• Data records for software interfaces

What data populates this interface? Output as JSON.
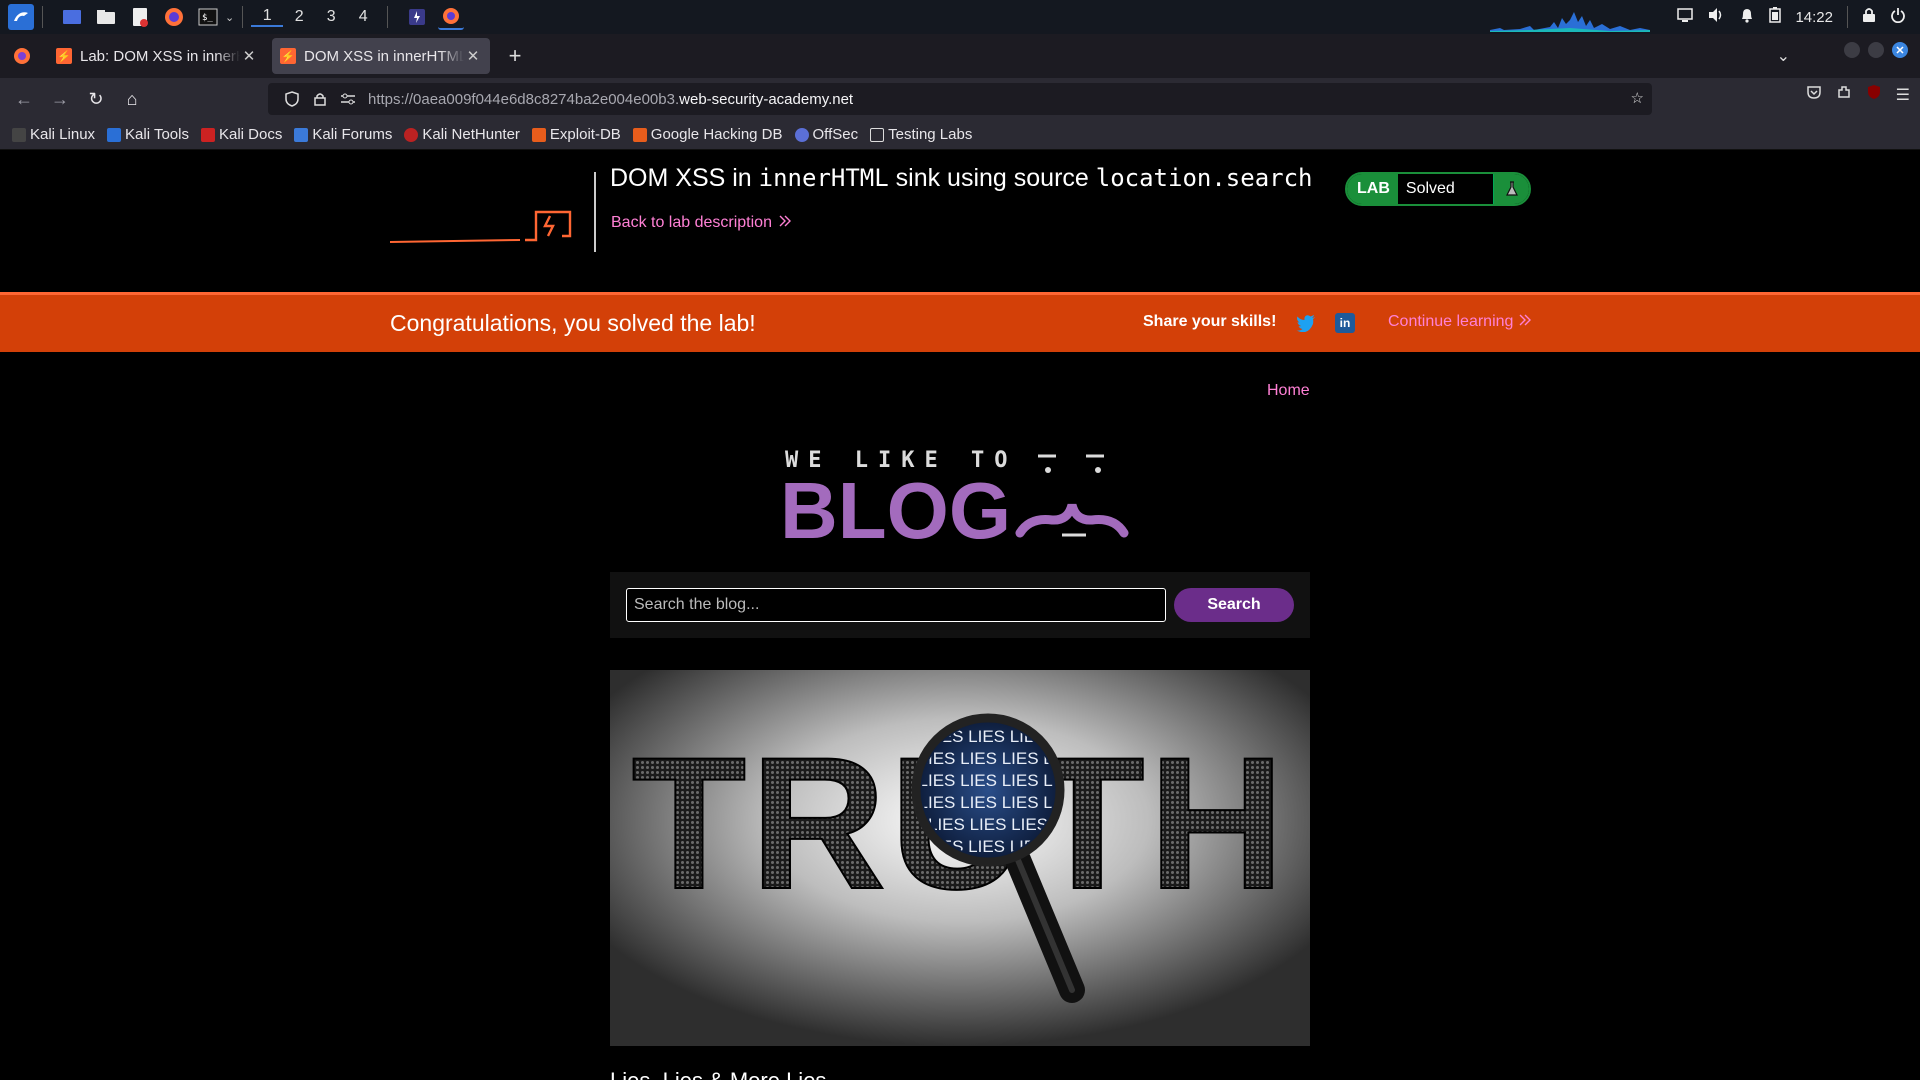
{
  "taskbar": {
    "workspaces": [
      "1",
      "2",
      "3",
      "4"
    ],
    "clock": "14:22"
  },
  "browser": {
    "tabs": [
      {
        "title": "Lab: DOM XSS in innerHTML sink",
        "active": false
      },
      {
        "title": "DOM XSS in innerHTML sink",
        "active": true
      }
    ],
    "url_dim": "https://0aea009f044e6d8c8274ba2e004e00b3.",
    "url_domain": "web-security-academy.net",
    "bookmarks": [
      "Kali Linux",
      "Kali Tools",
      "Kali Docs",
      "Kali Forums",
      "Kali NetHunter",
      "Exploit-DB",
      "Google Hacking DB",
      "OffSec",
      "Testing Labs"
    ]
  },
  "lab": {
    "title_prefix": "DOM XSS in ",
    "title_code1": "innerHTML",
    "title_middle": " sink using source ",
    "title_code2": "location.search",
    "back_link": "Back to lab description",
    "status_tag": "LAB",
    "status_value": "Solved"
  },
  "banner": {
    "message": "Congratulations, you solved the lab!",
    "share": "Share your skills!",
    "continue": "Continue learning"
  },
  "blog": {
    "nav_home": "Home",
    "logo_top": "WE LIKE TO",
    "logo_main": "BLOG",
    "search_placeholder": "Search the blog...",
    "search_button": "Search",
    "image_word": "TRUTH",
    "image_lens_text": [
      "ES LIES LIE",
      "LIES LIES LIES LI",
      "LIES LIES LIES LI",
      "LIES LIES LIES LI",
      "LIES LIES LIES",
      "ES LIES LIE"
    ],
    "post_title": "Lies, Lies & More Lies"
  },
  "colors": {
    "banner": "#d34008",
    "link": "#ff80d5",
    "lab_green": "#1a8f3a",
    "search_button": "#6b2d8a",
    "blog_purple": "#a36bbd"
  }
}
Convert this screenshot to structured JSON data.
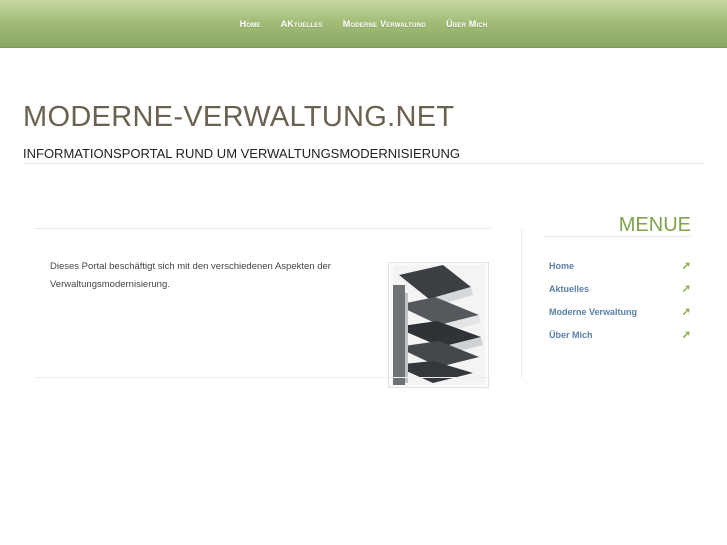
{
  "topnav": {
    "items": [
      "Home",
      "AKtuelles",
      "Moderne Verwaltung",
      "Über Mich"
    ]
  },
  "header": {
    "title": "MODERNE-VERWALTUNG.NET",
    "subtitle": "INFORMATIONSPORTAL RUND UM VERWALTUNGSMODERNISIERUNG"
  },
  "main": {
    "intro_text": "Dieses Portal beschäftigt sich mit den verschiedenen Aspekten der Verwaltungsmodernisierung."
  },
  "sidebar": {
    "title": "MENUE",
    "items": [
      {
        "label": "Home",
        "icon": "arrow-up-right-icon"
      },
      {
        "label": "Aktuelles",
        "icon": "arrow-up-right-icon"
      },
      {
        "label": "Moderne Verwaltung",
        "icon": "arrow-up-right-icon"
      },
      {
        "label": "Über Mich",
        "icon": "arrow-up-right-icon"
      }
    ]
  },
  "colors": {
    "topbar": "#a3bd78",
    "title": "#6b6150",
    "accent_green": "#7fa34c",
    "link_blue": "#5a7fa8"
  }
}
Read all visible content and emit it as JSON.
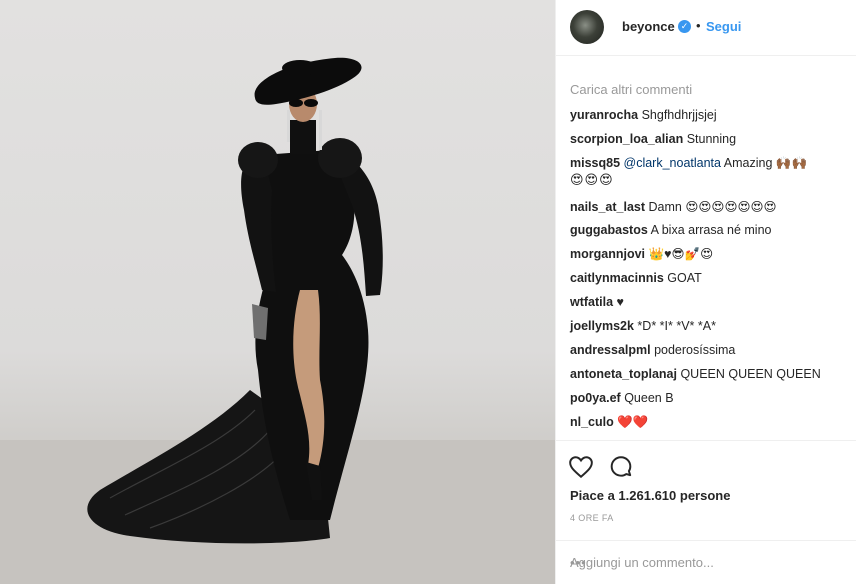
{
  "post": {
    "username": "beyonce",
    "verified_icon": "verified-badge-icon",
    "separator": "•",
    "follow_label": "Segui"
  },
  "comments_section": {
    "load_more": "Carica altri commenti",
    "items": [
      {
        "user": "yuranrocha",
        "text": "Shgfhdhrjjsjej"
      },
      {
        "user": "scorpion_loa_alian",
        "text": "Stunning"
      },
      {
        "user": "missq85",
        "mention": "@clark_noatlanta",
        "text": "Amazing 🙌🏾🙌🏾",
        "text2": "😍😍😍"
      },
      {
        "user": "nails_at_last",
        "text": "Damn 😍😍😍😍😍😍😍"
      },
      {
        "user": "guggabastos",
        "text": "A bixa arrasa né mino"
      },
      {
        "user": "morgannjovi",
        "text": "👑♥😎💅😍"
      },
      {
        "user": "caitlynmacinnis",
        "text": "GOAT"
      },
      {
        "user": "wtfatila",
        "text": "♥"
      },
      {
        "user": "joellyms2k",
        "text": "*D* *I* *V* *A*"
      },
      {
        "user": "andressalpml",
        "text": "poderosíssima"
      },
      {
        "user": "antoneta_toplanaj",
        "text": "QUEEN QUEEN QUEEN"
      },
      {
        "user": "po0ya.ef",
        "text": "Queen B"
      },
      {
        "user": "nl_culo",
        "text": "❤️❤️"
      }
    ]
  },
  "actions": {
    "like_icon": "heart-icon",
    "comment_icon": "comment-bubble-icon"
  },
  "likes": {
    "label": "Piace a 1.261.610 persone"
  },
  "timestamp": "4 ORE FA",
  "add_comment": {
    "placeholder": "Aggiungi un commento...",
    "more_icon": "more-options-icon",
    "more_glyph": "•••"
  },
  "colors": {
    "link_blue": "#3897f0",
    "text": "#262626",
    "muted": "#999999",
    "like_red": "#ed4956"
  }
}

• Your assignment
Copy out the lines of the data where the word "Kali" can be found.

• Answer to the problem
      "Kali Linux",
      "Kali Tools",
      "Kali Docs",
      "Kali Forums",
      "Kali NetHunter",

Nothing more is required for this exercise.